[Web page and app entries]
━━━━

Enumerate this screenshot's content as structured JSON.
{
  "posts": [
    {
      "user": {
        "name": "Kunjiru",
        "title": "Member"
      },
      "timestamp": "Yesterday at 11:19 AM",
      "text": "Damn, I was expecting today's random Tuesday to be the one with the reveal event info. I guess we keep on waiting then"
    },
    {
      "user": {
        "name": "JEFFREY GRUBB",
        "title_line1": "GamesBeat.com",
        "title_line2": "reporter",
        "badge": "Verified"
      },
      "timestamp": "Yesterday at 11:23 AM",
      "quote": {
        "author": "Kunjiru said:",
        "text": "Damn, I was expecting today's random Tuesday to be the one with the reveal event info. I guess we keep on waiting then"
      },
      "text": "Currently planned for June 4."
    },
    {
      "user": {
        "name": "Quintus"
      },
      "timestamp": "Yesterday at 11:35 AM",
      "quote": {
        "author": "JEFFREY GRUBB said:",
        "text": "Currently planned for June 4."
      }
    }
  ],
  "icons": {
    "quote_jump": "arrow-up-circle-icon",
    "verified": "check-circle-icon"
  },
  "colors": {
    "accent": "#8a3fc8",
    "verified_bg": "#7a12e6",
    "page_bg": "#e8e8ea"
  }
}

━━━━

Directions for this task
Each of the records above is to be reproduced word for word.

Exercise solution
Enumerate this screenshot's content as structured JSON.
{
  "posts": [
    {
      "user": {
        "name": "Kunjiru",
        "title": "Member"
      },
      "timestamp": "Yesterday at 11:19 AM",
      "text": "Damn, I was expecting today's random Tuesday to be the one with the reveal event info. I guess we keep on waiting then"
    },
    {
      "user": {
        "name": "JEFFREY GRUBB",
        "title_line1": "GamesBeat.com",
        "title_line2": "reporter",
        "badge": "Verified"
      },
      "timestamp": "Yesterday at 11:23 AM",
      "quote": {
        "author": "Kunjiru said:",
        "text": "Damn, I was expecting today's random Tuesday to be the one with the reveal event info. I guess we keep on waiting then"
      },
      "text": "Currently planned for June 4."
    },
    {
      "user": {
        "name": "Quintus"
      },
      "timestamp": "Yesterday at 11:35 AM",
      "quote": {
        "author": "JEFFREY GRUBB said:",
        "text": "Currently planned for June 4."
      }
    }
  ],
  "icons": {
    "quote_jump": "arrow-up-circle-icon",
    "verified": "check-circle-icon"
  },
  "colors": {
    "accent": "#8a3fc8",
    "verified_bg": "#7a12e6",
    "page_bg": "#e8e8ea"
  }
}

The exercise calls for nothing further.